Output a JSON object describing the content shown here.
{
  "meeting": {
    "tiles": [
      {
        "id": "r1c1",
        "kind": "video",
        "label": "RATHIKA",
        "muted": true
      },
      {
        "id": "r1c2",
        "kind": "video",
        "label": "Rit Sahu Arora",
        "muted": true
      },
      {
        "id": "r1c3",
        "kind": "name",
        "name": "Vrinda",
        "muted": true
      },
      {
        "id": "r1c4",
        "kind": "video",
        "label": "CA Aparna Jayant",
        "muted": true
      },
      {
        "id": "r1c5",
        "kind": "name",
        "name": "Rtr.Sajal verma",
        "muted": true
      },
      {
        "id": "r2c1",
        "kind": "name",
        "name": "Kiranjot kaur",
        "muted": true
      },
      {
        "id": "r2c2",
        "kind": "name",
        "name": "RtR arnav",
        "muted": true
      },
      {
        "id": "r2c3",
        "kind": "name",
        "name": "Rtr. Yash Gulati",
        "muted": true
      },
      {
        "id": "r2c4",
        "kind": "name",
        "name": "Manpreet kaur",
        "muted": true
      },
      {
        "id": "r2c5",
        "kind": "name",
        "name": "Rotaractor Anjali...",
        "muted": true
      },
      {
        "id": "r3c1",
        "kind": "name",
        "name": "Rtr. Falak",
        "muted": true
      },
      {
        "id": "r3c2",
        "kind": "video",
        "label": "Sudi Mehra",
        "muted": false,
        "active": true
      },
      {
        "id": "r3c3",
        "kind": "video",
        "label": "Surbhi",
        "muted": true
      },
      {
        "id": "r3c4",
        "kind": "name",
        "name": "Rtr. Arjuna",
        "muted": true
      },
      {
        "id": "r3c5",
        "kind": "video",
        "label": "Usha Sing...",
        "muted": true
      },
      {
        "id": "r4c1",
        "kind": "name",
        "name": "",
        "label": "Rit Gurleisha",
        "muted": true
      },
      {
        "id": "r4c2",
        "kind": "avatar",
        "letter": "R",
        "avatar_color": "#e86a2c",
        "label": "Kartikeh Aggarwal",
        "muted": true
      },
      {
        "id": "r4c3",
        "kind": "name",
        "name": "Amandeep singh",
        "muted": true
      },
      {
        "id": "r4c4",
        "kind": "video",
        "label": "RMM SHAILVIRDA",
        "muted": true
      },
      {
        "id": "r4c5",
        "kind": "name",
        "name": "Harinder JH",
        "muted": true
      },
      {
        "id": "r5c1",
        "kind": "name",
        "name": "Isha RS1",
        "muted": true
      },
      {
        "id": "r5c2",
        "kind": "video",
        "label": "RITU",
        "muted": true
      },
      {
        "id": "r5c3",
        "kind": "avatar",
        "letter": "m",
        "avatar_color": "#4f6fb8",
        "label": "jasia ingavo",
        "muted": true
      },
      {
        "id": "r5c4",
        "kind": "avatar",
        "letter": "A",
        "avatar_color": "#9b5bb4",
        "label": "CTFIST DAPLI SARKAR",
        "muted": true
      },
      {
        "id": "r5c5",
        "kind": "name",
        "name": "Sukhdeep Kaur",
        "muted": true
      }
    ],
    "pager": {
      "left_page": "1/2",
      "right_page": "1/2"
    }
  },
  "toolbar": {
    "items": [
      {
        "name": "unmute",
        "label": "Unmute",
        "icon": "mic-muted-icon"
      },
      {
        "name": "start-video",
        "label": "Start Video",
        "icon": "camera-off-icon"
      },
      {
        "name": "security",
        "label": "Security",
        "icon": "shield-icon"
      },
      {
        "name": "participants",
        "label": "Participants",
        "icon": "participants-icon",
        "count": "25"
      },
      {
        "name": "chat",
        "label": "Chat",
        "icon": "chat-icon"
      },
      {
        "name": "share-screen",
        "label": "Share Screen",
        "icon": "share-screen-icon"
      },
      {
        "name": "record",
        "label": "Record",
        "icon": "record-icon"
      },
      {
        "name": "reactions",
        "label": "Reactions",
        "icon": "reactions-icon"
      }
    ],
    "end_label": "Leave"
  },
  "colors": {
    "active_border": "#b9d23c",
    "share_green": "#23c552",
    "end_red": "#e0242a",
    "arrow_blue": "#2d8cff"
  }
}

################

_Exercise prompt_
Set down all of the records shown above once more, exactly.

_Answer for this exercise_
Output a JSON object describing the content shown here.
{
  "meeting": {
    "tiles": [
      {
        "id": "r1c1",
        "kind": "video",
        "label": "RATHIKA",
        "muted": true
      },
      {
        "id": "r1c2",
        "kind": "video",
        "label": "Rit Sahu Arora",
        "muted": true
      },
      {
        "id": "r1c3",
        "kind": "name",
        "name": "Vrinda",
        "muted": true
      },
      {
        "id": "r1c4",
        "kind": "video",
        "label": "CA Aparna Jayant",
        "muted": true
      },
      {
        "id": "r1c5",
        "kind": "name",
        "name": "Rtr.Sajal verma",
        "muted": true
      },
      {
        "id": "r2c1",
        "kind": "name",
        "name": "Kiranjot kaur",
        "muted": true
      },
      {
        "id": "r2c2",
        "kind": "name",
        "name": "RtR arnav",
        "muted": true
      },
      {
        "id": "r2c3",
        "kind": "name",
        "name": "Rtr. Yash Gulati",
        "muted": true
      },
      {
        "id": "r2c4",
        "kind": "name",
        "name": "Manpreet kaur",
        "muted": true
      },
      {
        "id": "r2c5",
        "kind": "name",
        "name": "Rotaractor Anjali...",
        "muted": true
      },
      {
        "id": "r3c1",
        "kind": "name",
        "name": "Rtr. Falak",
        "muted": true
      },
      {
        "id": "r3c2",
        "kind": "video",
        "label": "Sudi Mehra",
        "muted": false,
        "active": true
      },
      {
        "id": "r3c3",
        "kind": "video",
        "label": "Surbhi",
        "muted": true
      },
      {
        "id": "r3c4",
        "kind": "name",
        "name": "Rtr. Arjuna",
        "muted": true
      },
      {
        "id": "r3c5",
        "kind": "video",
        "label": "Usha Sing...",
        "muted": true
      },
      {
        "id": "r4c1",
        "kind": "name",
        "name": "",
        "label": "Rit Gurleisha",
        "muted": true
      },
      {
        "id": "r4c2",
        "kind": "avatar",
        "letter": "R",
        "avatar_color": "#e86a2c",
        "label": "Kartikeh Aggarwal",
        "muted": true
      },
      {
        "id": "r4c3",
        "kind": "name",
        "name": "Amandeep singh",
        "muted": true
      },
      {
        "id": "r4c4",
        "kind": "video",
        "label": "RMM SHAILVIRDA",
        "muted": true
      },
      {
        "id": "r4c5",
        "kind": "name",
        "name": "Harinder JH",
        "muted": true
      },
      {
        "id": "r5c1",
        "kind": "name",
        "name": "Isha RS1",
        "muted": true
      },
      {
        "id": "r5c2",
        "kind": "video",
        "label": "RITU",
        "muted": true
      },
      {
        "id": "r5c3",
        "kind": "avatar",
        "letter": "m",
        "avatar_color": "#4f6fb8",
        "label": "jasia ingavo",
        "muted": true
      },
      {
        "id": "r5c4",
        "kind": "avatar",
        "letter": "A",
        "avatar_color": "#9b5bb4",
        "label": "CTFIST DAPLI SARKAR",
        "muted": true
      },
      {
        "id": "r5c5",
        "kind": "name",
        "name": "Sukhdeep Kaur",
        "muted": true
      }
    ],
    "pager": {
      "left_page": "1/2",
      "right_page": "1/2"
    }
  },
  "toolbar": {
    "items": [
      {
        "name": "unmute",
        "label": "Unmute",
        "icon": "mic-muted-icon"
      },
      {
        "name": "start-video",
        "label": "Start Video",
        "icon": "camera-off-icon"
      },
      {
        "name": "security",
        "label": "Security",
        "icon": "shield-icon"
      },
      {
        "name": "participants",
        "label": "Participants",
        "icon": "participants-icon",
        "count": "25"
      },
      {
        "name": "chat",
        "label": "Chat",
        "icon": "chat-icon"
      },
      {
        "name": "share-screen",
        "label": "Share Screen",
        "icon": "share-screen-icon"
      },
      {
        "name": "record",
        "label": "Record",
        "icon": "record-icon"
      },
      {
        "name": "reactions",
        "label": "Reactions",
        "icon": "reactions-icon"
      }
    ],
    "end_label": "Leave"
  },
  "colors": {
    "active_border": "#b9d23c",
    "share_green": "#23c552",
    "end_red": "#e0242a",
    "arrow_blue": "#2d8cff"
  }
}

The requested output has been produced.